Sorry about your mom. Some grief you can never get over. With great love, comes great grief.

Your internet friend from afar. :)

Debbie A said...

This is such great advice and a lesson I learned in my early 20's about helping others remember significant dates (both good ones and bad ones). I decided to see if my boyfriend would actually remember my birthday (we had only been dating a few months), so I did not mention it to him - such a silly game to play. Of course, my birthday came and went, and he did not remember! I did not even hear from him on that day! I realized then that not everyone is good with dates or remembers things like this. I now call people to schedule my birthday lunches, happy hours, dinners, etc, and I celebrate the entire month of my birthday because so many people are now aware. While this example is nowhere near yours, your advice to help people help you is spot on. Thank you for sharing this very real moment with us and offering ways to help others needing our help.

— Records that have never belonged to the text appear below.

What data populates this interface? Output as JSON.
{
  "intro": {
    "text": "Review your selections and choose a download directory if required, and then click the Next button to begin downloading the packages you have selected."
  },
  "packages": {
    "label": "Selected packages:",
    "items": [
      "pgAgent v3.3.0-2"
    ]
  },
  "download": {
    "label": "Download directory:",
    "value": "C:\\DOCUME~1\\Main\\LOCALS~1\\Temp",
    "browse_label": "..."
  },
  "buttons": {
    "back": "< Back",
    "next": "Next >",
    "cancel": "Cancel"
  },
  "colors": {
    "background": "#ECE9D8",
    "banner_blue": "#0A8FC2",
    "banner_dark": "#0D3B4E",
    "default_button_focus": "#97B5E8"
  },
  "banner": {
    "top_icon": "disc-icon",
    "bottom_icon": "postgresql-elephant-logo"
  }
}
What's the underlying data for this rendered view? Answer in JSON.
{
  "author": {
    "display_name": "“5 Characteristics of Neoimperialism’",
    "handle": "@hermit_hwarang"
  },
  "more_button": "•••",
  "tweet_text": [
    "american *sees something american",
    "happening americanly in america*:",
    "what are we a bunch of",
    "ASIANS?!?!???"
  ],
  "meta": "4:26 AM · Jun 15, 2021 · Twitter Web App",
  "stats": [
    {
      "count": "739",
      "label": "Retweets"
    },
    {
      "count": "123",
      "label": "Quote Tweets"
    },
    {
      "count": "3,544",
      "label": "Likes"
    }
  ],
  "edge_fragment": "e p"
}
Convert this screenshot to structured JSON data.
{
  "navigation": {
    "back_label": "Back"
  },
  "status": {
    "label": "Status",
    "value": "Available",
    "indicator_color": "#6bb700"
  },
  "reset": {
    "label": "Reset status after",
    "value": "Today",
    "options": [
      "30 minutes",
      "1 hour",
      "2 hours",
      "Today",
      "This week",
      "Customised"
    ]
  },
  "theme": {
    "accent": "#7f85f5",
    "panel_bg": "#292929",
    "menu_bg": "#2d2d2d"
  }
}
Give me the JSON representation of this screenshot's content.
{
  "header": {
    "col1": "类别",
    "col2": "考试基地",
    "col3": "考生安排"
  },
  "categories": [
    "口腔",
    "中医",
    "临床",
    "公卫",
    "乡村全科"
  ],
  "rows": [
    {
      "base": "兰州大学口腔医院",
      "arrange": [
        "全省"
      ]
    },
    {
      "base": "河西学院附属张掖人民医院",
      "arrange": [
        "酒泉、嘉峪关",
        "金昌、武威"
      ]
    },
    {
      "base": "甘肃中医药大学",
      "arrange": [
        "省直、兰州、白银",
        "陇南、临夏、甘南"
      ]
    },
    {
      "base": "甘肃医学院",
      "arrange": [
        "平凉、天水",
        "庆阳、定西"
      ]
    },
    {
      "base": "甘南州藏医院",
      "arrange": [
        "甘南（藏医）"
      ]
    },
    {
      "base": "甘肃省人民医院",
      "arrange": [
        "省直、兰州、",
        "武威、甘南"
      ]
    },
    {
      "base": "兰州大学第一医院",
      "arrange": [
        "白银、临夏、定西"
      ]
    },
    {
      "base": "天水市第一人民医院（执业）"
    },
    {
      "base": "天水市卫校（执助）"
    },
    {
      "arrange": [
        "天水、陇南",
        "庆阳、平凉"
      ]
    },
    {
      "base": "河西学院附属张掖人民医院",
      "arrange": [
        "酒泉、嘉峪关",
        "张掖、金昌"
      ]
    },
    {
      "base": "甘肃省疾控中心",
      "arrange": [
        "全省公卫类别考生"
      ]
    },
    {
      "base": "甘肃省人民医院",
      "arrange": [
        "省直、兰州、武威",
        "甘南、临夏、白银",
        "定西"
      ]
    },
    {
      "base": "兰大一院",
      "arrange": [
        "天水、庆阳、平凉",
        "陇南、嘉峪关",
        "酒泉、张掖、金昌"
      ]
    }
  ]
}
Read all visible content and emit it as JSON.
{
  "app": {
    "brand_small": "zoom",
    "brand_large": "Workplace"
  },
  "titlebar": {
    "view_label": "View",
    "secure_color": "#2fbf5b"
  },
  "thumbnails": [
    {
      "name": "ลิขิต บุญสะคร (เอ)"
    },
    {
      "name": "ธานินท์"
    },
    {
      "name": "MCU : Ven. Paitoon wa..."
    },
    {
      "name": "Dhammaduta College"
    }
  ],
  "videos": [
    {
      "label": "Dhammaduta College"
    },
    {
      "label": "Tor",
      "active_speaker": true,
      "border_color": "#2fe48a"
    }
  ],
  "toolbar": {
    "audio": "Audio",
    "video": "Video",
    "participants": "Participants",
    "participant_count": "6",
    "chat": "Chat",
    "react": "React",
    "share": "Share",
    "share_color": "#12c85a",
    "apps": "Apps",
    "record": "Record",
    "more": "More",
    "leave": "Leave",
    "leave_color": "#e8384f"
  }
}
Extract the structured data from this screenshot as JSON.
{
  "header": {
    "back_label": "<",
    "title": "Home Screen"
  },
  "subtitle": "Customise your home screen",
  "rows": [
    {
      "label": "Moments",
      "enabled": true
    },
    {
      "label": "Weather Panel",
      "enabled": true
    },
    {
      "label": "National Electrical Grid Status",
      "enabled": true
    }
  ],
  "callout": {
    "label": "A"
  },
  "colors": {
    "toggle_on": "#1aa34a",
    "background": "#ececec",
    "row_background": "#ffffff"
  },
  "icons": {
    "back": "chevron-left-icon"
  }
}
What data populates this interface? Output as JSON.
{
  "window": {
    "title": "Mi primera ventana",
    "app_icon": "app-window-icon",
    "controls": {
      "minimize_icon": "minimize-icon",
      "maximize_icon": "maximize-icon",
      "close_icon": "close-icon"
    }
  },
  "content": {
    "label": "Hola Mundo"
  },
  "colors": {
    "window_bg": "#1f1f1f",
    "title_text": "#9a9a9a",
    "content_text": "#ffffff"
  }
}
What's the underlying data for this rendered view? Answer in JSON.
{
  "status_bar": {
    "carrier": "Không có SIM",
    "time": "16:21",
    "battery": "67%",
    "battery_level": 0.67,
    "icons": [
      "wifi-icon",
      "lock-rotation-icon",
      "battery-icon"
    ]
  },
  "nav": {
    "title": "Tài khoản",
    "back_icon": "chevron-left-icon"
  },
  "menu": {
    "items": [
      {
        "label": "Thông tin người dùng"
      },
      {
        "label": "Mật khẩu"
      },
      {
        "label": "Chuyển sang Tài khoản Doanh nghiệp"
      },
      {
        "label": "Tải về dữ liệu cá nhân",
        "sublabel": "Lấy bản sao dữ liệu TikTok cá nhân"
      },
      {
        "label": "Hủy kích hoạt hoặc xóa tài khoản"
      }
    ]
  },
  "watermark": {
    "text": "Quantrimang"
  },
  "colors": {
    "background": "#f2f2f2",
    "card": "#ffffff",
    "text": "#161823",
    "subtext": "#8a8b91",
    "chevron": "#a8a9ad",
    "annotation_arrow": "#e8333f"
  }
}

Lisa C said...

Thank you for this, Anna. Thinking of you, your mom, Jack and the rest of your family, too...Congratulations to Margaret on her graduation - big milestone, and I am sure it is bittersweet. xoxo

Sheila said...

May 26 was the 33rd anniversary of my Mom's death. She was 55 and I was 22. My youngest sister was 18. August 15 will be the 30th anniversary of my Dad's death. He was 57, I was 25, and my youngest sister had just gotten married on July 1. For the six of us kids, it was the last time all of us were together. It was the last time I saw my Dad. This year, I am telling everyone about the anniversaries. I don't know why but I am. It has been very helpful.
Thank you for this reminder that if we don't let people know what is important to us, they can't help us through it.

Alison said...

As someone grieving I had never thought of this, but you are so right. Why let the pain compound in silence. I guide my husband and children all the time in how I want them to treat me and others, why not guide them in this too. i'm going to try, thank you so much sharing and the comfort your blog brings me.

Kristine said...

Wow 31 years is a long time. It's been 18 months since my mom passed. I have had to educate my husband a lot about the grief process sometimes quoting directly from books as he actually thought I should be over my mom's death bumy now. I completely agree with your advice. Thank you for sharing and hugs to you.

Jan said...

Wish I had read this 8 years ago when my husband died suddenly. It was as if a plague wiped out most of 'our' friends and the few that stayed didn't want to remember. I was too afraid to ask for help and never thought to help them help me...

Thank you and God bless you.

Anonymous said...

Anna, I love your attitude. Too many women expect other women to play guessing games. Sometimes I guess right and other times I guess wrong, but I try hard to approach every situation with thoughtfulness and compassion, but I can't help but feel it is somewhere between frustrating and abusive that I am expected to play these mind games with people. I don't know if I have undiagnosed Asperger's or what but what seems to come so naturally to other people is so stressful for me and I hate it when people leave me to try to figure out what they need. (The basics and obvious things I have covered.) It is so much more kind, more loving, and healthier to tell people what you need rather than sit around pouting when they miss the mark. Thank goodness for people like you. Sending hugs and prayers. I am sorry your mom died so young and I'm glad you help your family help you on hard days. Praying for you as always.